A single number is required: how many lines in the entries hold the word "icon".

"""

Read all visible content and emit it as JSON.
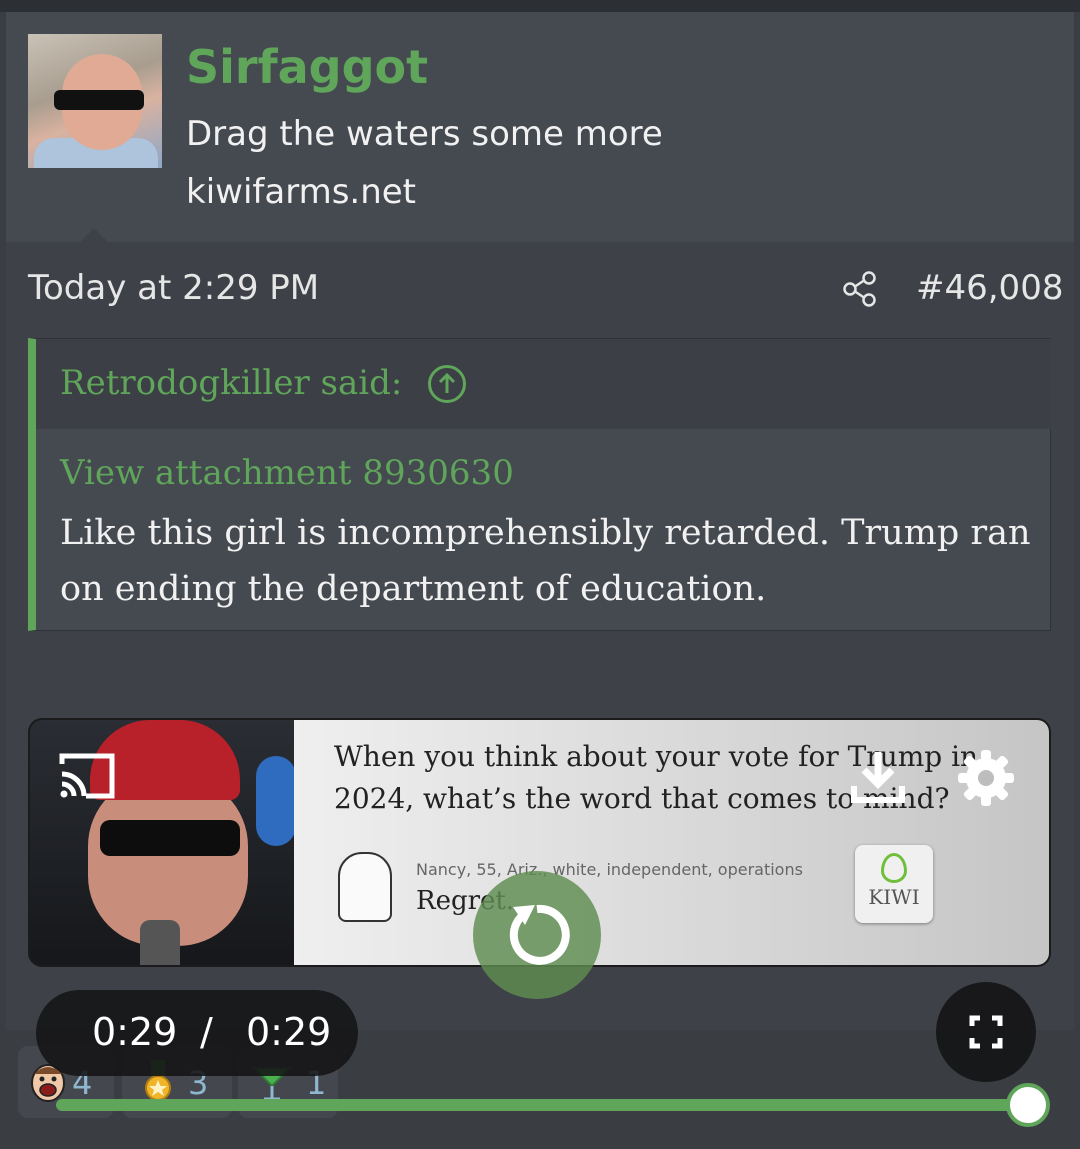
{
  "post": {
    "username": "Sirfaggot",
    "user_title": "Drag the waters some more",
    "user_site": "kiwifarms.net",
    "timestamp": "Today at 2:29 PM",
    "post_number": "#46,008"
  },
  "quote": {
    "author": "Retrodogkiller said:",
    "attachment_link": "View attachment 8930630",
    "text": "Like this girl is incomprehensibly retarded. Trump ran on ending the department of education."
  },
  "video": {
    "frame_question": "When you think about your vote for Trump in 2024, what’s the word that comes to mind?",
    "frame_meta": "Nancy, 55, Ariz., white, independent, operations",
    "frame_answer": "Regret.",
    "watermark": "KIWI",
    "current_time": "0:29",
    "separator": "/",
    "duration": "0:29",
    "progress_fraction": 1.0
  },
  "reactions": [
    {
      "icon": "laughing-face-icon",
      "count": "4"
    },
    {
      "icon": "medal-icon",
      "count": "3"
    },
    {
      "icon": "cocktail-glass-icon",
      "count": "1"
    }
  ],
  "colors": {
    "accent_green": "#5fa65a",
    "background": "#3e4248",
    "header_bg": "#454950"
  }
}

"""
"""

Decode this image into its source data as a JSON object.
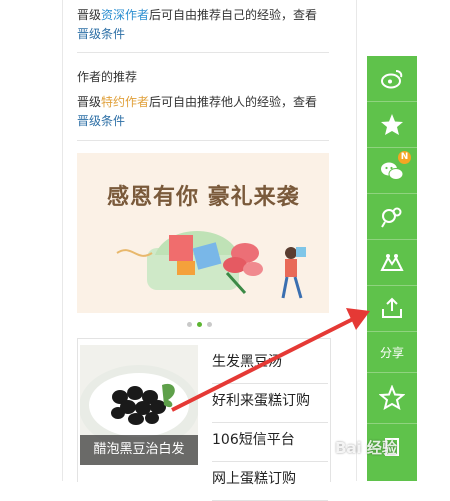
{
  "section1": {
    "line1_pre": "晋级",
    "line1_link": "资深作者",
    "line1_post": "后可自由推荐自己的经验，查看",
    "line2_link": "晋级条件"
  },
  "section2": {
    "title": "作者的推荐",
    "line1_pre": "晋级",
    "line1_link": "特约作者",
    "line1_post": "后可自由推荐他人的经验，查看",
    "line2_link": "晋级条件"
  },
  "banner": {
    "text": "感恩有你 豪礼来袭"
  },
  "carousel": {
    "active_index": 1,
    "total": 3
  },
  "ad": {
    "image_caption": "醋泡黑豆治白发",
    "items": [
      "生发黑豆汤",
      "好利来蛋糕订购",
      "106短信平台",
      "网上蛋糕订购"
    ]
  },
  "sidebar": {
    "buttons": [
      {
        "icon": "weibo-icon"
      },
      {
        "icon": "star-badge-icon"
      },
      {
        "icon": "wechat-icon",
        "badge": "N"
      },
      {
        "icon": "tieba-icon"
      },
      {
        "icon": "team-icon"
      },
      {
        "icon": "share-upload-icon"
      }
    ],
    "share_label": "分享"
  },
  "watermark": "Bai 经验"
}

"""

Task answer
9